WHAT YOU ARE ASKED TO DO: Report every line of the listing below in which the string "JSON" occurs.

STORED DATA:

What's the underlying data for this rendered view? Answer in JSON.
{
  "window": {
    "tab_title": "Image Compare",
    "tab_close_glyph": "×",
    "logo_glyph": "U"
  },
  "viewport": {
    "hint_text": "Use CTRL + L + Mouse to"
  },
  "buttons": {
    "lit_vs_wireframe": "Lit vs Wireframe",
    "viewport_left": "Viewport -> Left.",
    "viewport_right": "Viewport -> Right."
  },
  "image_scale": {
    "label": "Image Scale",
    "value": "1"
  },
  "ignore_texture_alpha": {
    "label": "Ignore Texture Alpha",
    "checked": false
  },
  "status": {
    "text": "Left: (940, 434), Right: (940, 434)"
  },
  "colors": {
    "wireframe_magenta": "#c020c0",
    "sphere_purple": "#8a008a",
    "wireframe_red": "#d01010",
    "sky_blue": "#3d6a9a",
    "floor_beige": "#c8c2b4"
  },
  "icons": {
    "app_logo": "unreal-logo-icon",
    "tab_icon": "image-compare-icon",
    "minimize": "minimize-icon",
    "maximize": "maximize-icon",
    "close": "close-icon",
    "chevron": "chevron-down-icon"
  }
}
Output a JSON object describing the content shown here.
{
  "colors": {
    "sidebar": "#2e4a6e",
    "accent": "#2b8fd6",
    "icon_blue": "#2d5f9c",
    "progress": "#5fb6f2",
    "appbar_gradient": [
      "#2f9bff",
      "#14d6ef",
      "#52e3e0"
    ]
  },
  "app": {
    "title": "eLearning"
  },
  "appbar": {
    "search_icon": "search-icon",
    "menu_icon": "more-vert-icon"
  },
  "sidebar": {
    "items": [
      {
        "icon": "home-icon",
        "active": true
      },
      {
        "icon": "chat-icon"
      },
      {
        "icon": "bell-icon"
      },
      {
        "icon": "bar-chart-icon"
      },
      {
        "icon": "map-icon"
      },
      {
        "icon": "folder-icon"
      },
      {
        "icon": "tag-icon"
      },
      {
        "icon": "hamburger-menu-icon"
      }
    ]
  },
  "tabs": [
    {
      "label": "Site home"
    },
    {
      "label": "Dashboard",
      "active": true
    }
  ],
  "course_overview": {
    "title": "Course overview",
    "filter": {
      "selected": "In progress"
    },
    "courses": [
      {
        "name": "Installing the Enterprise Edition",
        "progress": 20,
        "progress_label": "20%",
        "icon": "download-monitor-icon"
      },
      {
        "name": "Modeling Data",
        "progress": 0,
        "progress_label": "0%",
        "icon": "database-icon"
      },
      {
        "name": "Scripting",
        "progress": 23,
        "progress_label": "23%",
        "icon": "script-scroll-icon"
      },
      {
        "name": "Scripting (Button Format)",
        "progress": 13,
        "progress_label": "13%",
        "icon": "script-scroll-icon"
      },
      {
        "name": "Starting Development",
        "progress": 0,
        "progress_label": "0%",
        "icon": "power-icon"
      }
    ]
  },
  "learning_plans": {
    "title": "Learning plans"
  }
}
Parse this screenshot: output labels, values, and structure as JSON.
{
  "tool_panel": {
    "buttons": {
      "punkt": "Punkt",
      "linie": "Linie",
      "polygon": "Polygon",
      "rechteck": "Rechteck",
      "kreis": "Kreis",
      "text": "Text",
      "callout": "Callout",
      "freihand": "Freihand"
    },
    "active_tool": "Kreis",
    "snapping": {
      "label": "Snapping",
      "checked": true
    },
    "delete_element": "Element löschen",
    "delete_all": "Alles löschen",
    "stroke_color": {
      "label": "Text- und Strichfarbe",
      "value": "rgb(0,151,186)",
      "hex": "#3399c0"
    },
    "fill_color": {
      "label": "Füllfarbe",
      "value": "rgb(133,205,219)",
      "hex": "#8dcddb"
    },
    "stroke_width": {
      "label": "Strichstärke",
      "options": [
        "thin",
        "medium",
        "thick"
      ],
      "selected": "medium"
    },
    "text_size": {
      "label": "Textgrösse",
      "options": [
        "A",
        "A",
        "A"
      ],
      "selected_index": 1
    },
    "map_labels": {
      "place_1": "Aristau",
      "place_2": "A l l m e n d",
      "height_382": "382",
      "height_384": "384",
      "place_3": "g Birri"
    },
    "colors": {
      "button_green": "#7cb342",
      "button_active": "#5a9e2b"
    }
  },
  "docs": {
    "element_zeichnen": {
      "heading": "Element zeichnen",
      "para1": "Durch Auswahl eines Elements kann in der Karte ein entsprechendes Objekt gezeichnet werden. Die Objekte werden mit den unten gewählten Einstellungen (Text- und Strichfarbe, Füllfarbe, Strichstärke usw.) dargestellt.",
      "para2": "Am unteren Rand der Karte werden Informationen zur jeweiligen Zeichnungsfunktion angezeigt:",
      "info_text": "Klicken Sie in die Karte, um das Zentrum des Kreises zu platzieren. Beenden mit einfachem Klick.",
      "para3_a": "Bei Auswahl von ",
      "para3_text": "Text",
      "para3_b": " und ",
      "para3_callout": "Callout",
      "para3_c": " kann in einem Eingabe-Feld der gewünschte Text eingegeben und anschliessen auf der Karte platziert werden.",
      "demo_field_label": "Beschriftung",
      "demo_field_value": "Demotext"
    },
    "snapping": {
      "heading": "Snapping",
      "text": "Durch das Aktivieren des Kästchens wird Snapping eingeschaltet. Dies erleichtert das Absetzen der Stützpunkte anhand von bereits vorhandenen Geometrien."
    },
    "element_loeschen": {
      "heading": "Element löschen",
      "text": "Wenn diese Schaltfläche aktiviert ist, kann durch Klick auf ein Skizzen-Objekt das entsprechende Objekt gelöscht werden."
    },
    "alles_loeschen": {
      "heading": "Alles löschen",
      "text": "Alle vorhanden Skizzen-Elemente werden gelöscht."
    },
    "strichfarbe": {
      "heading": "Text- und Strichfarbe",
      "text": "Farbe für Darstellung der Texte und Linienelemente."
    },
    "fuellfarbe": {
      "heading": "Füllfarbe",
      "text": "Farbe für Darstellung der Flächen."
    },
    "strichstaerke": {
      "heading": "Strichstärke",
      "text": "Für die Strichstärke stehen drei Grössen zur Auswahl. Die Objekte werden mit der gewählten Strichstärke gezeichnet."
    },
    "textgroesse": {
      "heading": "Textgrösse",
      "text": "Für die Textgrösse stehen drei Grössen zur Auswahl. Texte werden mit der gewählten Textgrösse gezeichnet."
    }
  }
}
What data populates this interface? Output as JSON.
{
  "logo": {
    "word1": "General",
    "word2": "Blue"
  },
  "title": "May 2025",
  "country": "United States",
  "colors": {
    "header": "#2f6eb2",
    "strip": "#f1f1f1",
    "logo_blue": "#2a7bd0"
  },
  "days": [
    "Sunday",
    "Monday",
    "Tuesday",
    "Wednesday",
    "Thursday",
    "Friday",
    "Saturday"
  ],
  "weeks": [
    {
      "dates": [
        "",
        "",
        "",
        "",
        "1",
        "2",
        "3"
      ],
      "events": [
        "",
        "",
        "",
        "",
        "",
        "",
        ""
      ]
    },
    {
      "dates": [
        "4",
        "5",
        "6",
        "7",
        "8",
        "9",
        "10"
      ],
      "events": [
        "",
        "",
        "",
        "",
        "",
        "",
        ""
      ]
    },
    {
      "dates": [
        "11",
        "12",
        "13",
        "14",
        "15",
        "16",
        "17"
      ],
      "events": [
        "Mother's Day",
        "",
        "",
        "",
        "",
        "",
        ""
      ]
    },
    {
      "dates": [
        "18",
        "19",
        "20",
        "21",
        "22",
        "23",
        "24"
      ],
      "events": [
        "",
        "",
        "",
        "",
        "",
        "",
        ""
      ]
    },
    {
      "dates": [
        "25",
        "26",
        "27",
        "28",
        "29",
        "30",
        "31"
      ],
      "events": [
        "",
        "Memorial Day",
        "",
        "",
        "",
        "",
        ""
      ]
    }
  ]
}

YOUR SOLUTION:
What's the underlying data for this rendered view? Answer in JSON.
Output a JSON object describing the content shown here.
Parse this screenshot: output labels, values, and structure as JSON.
What data populates this interface? Output as JSON.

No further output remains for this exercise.